■ **Your goal**: Please restate the records that follow word for word, omitting any images.

■ **Given records**:
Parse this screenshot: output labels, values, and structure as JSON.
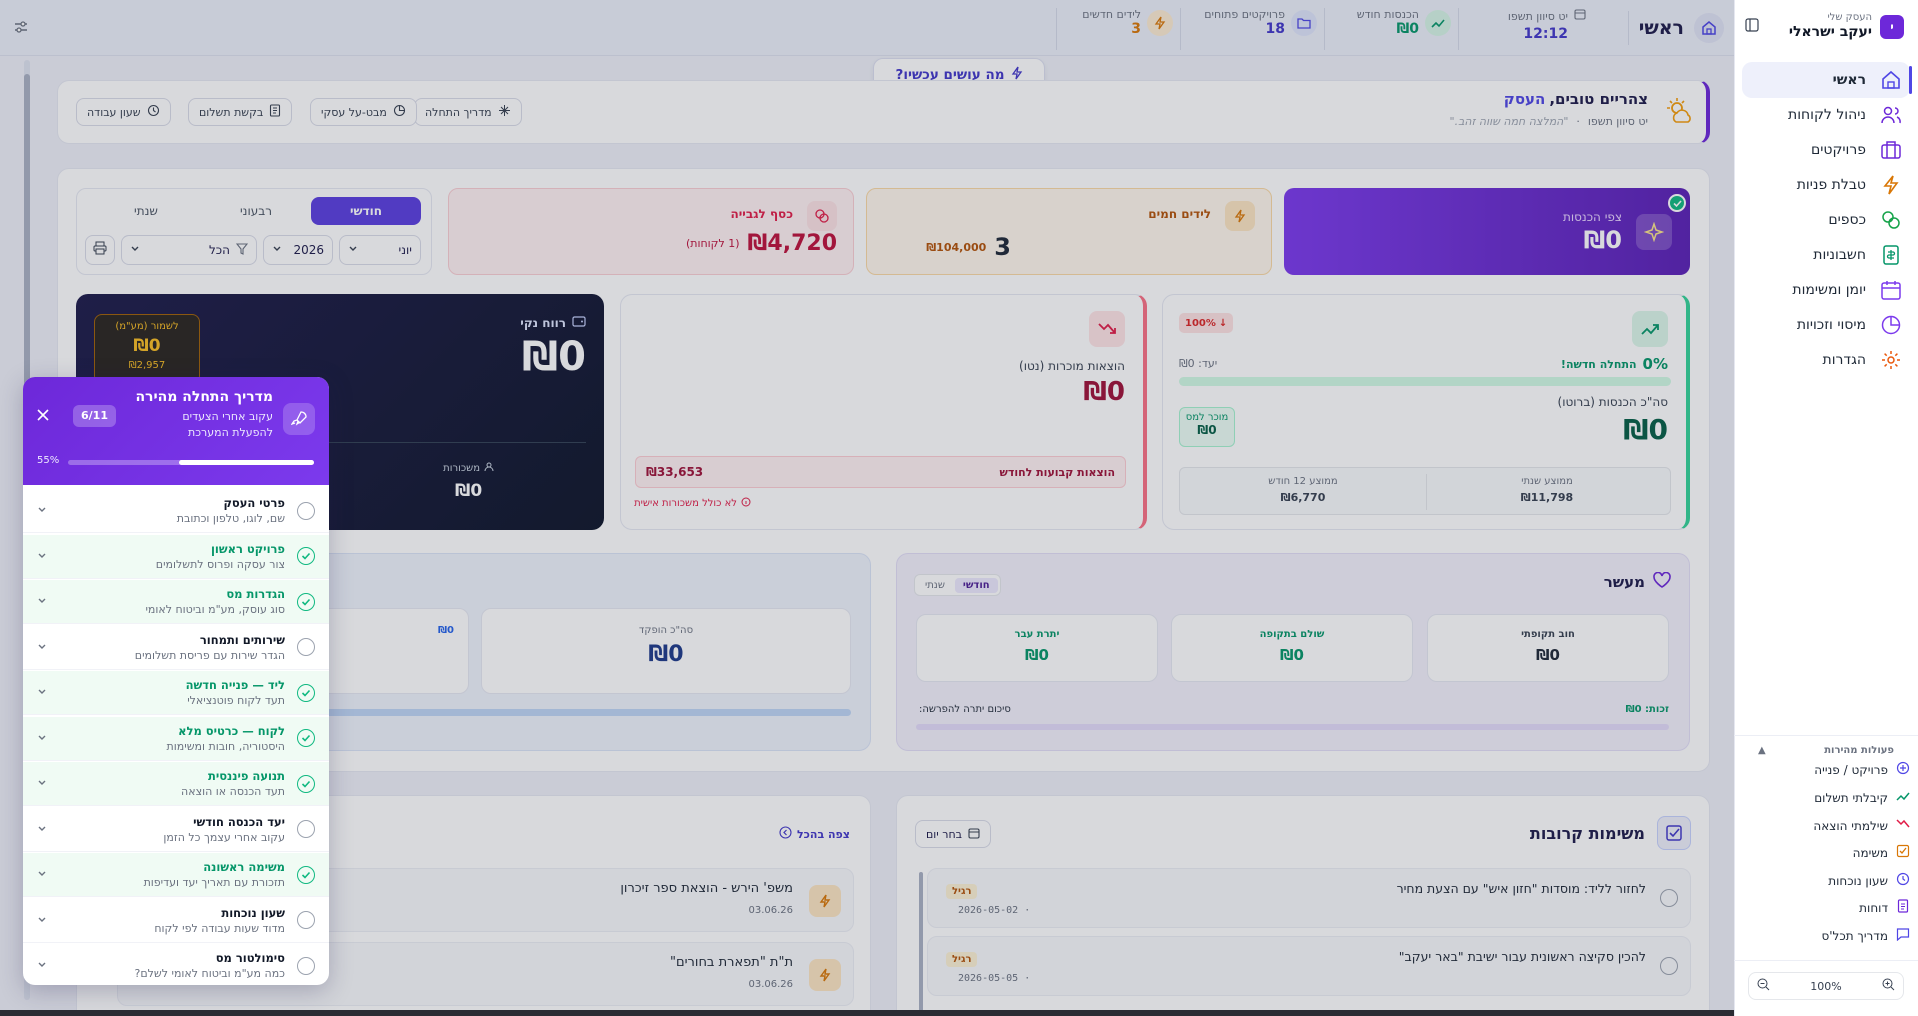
{
  "sidebar": {
    "business_label": "העסק שלי",
    "business_name": "יעקב ישראלי",
    "avatar": "י",
    "nav": [
      {
        "label": "ראשי",
        "icon": "home-icon"
      },
      {
        "label": "ניהול לקוחות",
        "icon": "users-icon"
      },
      {
        "label": "פרויקטים",
        "icon": "briefcase-icon"
      },
      {
        "label": "טבלת פניות",
        "icon": "bolt-icon"
      },
      {
        "label": "כספים",
        "icon": "coins-icon"
      },
      {
        "label": "חשבוניות",
        "icon": "invoice-icon"
      },
      {
        "label": "יומן ומשימות",
        "icon": "calendar-icon"
      },
      {
        "label": "מיסוי וזכויות",
        "icon": "pie-icon"
      },
      {
        "label": "הגדרות",
        "icon": "gear-icon"
      }
    ],
    "quick_title": "פעולות מהירות",
    "quick": [
      {
        "label": "פרויקט / פנייה",
        "icon": "plus-circle-icon"
      },
      {
        "label": "קיבלתי תשלום",
        "icon": "trend-up-icon"
      },
      {
        "label": "שילמתי הוצאה",
        "icon": "trend-down-icon"
      },
      {
        "label": "משימה",
        "icon": "task-icon"
      },
      {
        "label": "שעון נוכחות",
        "icon": "clock-icon"
      },
      {
        "label": "דוחות",
        "icon": "report-icon"
      },
      {
        "label": "מדריך תכל'ס",
        "icon": "chat-icon"
      }
    ],
    "zoom": "100%"
  },
  "topbar": {
    "title": "ראשי",
    "stats": [
      {
        "label": "יט סיוון תשפו",
        "value": "12:12"
      },
      {
        "label": "הכנסות חודש",
        "value": "₪0"
      },
      {
        "label": "פרויקטים פתוחים",
        "value": "18"
      },
      {
        "label": "לידים חדשים",
        "value": "3"
      }
    ],
    "floating": "מה עושים עכשיו?"
  },
  "greeting": {
    "title": "צהריים טובים,",
    "name": "העסק",
    "date": "יט סיוון תשפו",
    "quote": "\"המלצה חמה שווה זהב.\"",
    "buttons": [
      "מדריך התחלה",
      "מבט-על עסקי",
      "בקשת תשלום",
      "שעון עבודה"
    ]
  },
  "kpis": {
    "income": {
      "label": "צפי הכנסות",
      "value": "₪0"
    },
    "leads": {
      "label": "לידים חמים",
      "value": "3",
      "sub": "₪104,000"
    },
    "collect": {
      "label": "כסף לגבייה",
      "value": "₪4,720",
      "sub": "(1 לקוחות)"
    }
  },
  "period": {
    "tabs": [
      "חודשי",
      "רבעוני",
      "שנתי"
    ],
    "month": "יוני",
    "year": "2026",
    "filter": "הכל"
  },
  "income_card": {
    "pct": "0%",
    "new_label": "התחלה חדשה!",
    "target": "יעד: ₪0",
    "gross_label": "סה\"כ הכנסות (ברוטו)",
    "gross": "₪0",
    "sold_label": "מוכר למס",
    "sold": "₪0",
    "badge": "100%",
    "avg_year_label": "ממוצע שנתי",
    "avg_year": "₪11,798",
    "avg12_label": "ממוצע 12 חודש",
    "avg12": "₪6,770"
  },
  "expense_card": {
    "label": "הוצאות מוכרות (נטו)",
    "value": "₪0",
    "fixed_label": "הוצאות קבועות לחודש",
    "fixed": "₪33,653",
    "note": "לא כולל משכורות אישית"
  },
  "profit_card": {
    "label": "רווח נקי",
    "value": "₪0",
    "save_label": "לשמור (מע\"מ)",
    "save": "₪0",
    "save_sub": "₪2,957",
    "salary_label": "משכורות",
    "salary": "₪0"
  },
  "maaser": {
    "title": "מעשר",
    "tabs": [
      "חודשי",
      "שנתי"
    ],
    "cells": [
      {
        "label": "חוב תקופתי",
        "value": "₪0"
      },
      {
        "label": "שולם בתקופה",
        "value": "₪0"
      },
      {
        "label": "יתרת עבר",
        "value": "₪0"
      }
    ],
    "credit": "זכות: ₪0",
    "summary": "סיכום יתרה להפרשה:"
  },
  "deposit": {
    "label": "סה\"כ הופקד",
    "value": "₪0",
    "side": "₪0"
  },
  "tasks": {
    "title": "משימות קרובות",
    "pick_day": "בחר יום",
    "items": [
      {
        "title": "לחזור לליד: מוסדות \"חזון איש\" עם הצעת מחיר",
        "date": "2026-05-02",
        "tag": "רגיל"
      },
      {
        "title": "להכין סקיצה ראשונית עבור ישיבת \"באר יעקב\"",
        "date": "2026-05-05",
        "tag": "רגיל"
      }
    ]
  },
  "projects": {
    "view_all": "צפה בהכל",
    "items": [
      {
        "title": "משפ' הירש - הוצאת ספר זיכרון",
        "date": "03.06.26"
      },
      {
        "title": "ת\"ת \"תפארת בחורים\"",
        "date": "03.06.26"
      }
    ]
  },
  "guide": {
    "title": "מדריך התחלה מהירה",
    "subtitle": "עקוב אחרי הצעדים להפעלת המערכת",
    "count": "6/11",
    "pct": "55%",
    "progress": 0.55,
    "steps": [
      {
        "title": "פרטי העסק",
        "desc": "שם, לוגו, טלפון וכתובת",
        "done": false
      },
      {
        "title": "פרויקט ראשון",
        "desc": "צור עסקה ופרוס לתשלומים",
        "done": true
      },
      {
        "title": "הגדרות מס",
        "desc": "סוג עוסק, מע\"מ וביטוח לאומי",
        "done": true
      },
      {
        "title": "שירותים ותמחור",
        "desc": "הגדר שירות עם פריסת תשלומים",
        "done": false
      },
      {
        "title": "ליד — פנייה חדשה",
        "desc": "תעד לקוח פוטנציאלי",
        "done": true
      },
      {
        "title": "לקוח — כרטיס מלא",
        "desc": "היסטוריה, חובות ומשימות",
        "done": true
      },
      {
        "title": "תנועה פיננסית",
        "desc": "תעד הכנסה או הוצאה",
        "done": true
      },
      {
        "title": "יעד הכנסה חודשי",
        "desc": "עקוב אחרי עצמך כל הזמן",
        "done": false
      },
      {
        "title": "משימה ראשונה",
        "desc": "תזכורת עם תאריך יעד ועדיפות",
        "done": true
      },
      {
        "title": "שעון נוכחות",
        "desc": "מדוד שעות עבודה לפי לקוח",
        "done": false
      },
      {
        "title": "סימולטור מס",
        "desc": "כמה מע\"מ וביטוח לאומי לשלם?",
        "done": false
      }
    ]
  }
}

■ **Finished task**:
Parse this screenshot: output labels, values, and structure as JSON.
{
  "sidebar": {
    "business_label": "העסק שלי",
    "business_name": "יעקב ישראלי",
    "avatar": "י",
    "nav": [
      {
        "label": "ראשי",
        "icon": "home-icon"
      },
      {
        "label": "ניהול לקוחות",
        "icon": "users-icon"
      },
      {
        "label": "פרויקטים",
        "icon": "briefcase-icon"
      },
      {
        "label": "טבלת פניות",
        "icon": "bolt-icon"
      },
      {
        "label": "כספים",
        "icon": "coins-icon"
      },
      {
        "label": "חשבוניות",
        "icon": "invoice-icon"
      },
      {
        "label": "יומן ומשימות",
        "icon": "calendar-icon"
      },
      {
        "label": "מיסוי וזכויות",
        "icon": "pie-icon"
      },
      {
        "label": "הגדרות",
        "icon": "gear-icon"
      }
    ],
    "quick_title": "פעולות מהירות",
    "quick": [
      {
        "label": "פרויקט / פנייה",
        "icon": "plus-circle-icon"
      },
      {
        "label": "קיבלתי תשלום",
        "icon": "trend-up-icon"
      },
      {
        "label": "שילמתי הוצאה",
        "icon": "trend-down-icon"
      },
      {
        "label": "משימה",
        "icon": "task-icon"
      },
      {
        "label": "שעון נוכחות",
        "icon": "clock-icon"
      },
      {
        "label": "דוחות",
        "icon": "report-icon"
      },
      {
        "label": "מדריך תכל'ס",
        "icon": "chat-icon"
      }
    ],
    "zoom": "100%"
  },
  "topbar": {
    "title": "ראשי",
    "stats": [
      {
        "label": "יט סיוון תשפו",
        "value": "12:12"
      },
      {
        "label": "הכנסות חודש",
        "value": "₪0"
      },
      {
        "label": "פרויקטים פתוחים",
        "value": "18"
      },
      {
        "label": "לידים חדשים",
        "value": "3"
      }
    ],
    "floating": "מה עושים עכשיו?"
  },
  "greeting": {
    "title": "צהריים טובים,",
    "name": "העסק",
    "date": "יט סיוון תשפו",
    "quote": "\"המלצה חמה שווה זהב.\"",
    "buttons": [
      "מדריך התחלה",
      "מבט-על עסקי",
      "בקשת תשלום",
      "שעון עבודה"
    ]
  },
  "kpis": {
    "income": {
      "label": "צפי הכנסות",
      "value": "₪0"
    },
    "leads": {
      "label": "לידים חמים",
      "value": "3",
      "sub": "₪104,000"
    },
    "collect": {
      "label": "כסף לגבייה",
      "value": "₪4,720",
      "sub": "(1 לקוחות)"
    }
  },
  "period": {
    "tabs": [
      "חודשי",
      "רבעוני",
      "שנתי"
    ],
    "month": "יוני",
    "year": "2026",
    "filter": "הכל"
  },
  "income_card": {
    "pct": "0%",
    "new_label": "התחלה חדשה!",
    "target": "יעד: ₪0",
    "gross_label": "סה\"כ הכנסות (ברוטו)",
    "gross": "₪0",
    "sold_label": "מוכר למס",
    "sold": "₪0",
    "badge": "100%",
    "avg_year_label": "ממוצע שנתי",
    "avg_year": "₪11,798",
    "avg12_label": "ממוצע 12 חודש",
    "avg12": "₪6,770"
  },
  "expense_card": {
    "label": "הוצאות מוכרות (נטו)",
    "value": "₪0",
    "fixed_label": "הוצאות קבועות לחודש",
    "fixed": "₪33,653",
    "note": "לא כולל משכורות אישית"
  },
  "profit_card": {
    "label": "רווח נקי",
    "value": "₪0",
    "save_label": "לשמור (מע\"מ)",
    "save": "₪0",
    "save_sub": "₪2,957",
    "salary_label": "משכורות",
    "salary": "₪0"
  },
  "maaser": {
    "title": "מעשר",
    "tabs": [
      "חודשי",
      "שנתי"
    ],
    "cells": [
      {
        "label": "חוב תקופתי",
        "value": "₪0"
      },
      {
        "label": "שולם בתקופה",
        "value": "₪0"
      },
      {
        "label": "יתרת עבר",
        "value": "₪0"
      }
    ],
    "credit": "זכות: ₪0",
    "summary": "סיכום יתרה להפרשה:"
  },
  "deposit": {
    "label": "סה\"כ הופקד",
    "value": "₪0",
    "side": "₪0"
  },
  "tasks": {
    "title": "משימות קרובות",
    "pick_day": "בחר יום",
    "items": [
      {
        "title": "לחזור לליד: מוסדות \"חזון איש\" עם הצעת מחיר",
        "date": "2026-05-02",
        "tag": "רגיל"
      },
      {
        "title": "להכין סקיצה ראשונית עבור ישיבת \"באר יעקב\"",
        "date": "2026-05-05",
        "tag": "רגיל"
      }
    ]
  },
  "projects": {
    "view_all": "צפה בהכל",
    "items": [
      {
        "title": "משפ' הירש - הוצאת ספר זיכרון",
        "date": "03.06.26"
      },
      {
        "title": "ת\"ת \"תפארת בחורים\"",
        "date": "03.06.26"
      }
    ]
  },
  "guide": {
    "title": "מדריך התחלה מהירה",
    "subtitle": "עקוב אחרי הצעדים להפעלת המערכת",
    "count": "6/11",
    "pct": "55%",
    "progress": 0.55,
    "steps": [
      {
        "title": "פרטי העסק",
        "desc": "שם, לוגו, טלפון וכתובת",
        "done": false
      },
      {
        "title": "פרויקט ראשון",
        "desc": "צור עסקה ופרוס לתשלומים",
        "done": true
      },
      {
        "title": "הגדרות מס",
        "desc": "סוג עוסק, מע\"מ וביטוח לאומי",
        "done": true
      },
      {
        "title": "שירותים ותמחור",
        "desc": "הגדר שירות עם פריסת תשלומים",
        "done": false
      },
      {
        "title": "ליד — פנייה חדשה",
        "desc": "תעד לקוח פוטנציאלי",
        "done": true
      },
      {
        "title": "לקוח — כרטיס מלא",
        "desc": "היסטוריה, חובות ומשימות",
        "done": true
      },
      {
        "title": "תנועה פיננסית",
        "desc": "תעד הכנסה או הוצאה",
        "done": true
      },
      {
        "title": "יעד הכנסה חודשי",
        "desc": "עקוב אחרי עצמך כל הזמן",
        "done": false
      },
      {
        "title": "משימה ראשונה",
        "desc": "תזכורת עם תאריך יעד ועדיפות",
        "done": true
      },
      {
        "title": "שעון נוכחות",
        "desc": "מדוד שעות עבודה לפי לקוח",
        "done": false
      },
      {
        "title": "סימולטור מס",
        "desc": "כמה מע\"מ וביטוח לאומי לשלם?",
        "done": false
      }
    ]
  }
}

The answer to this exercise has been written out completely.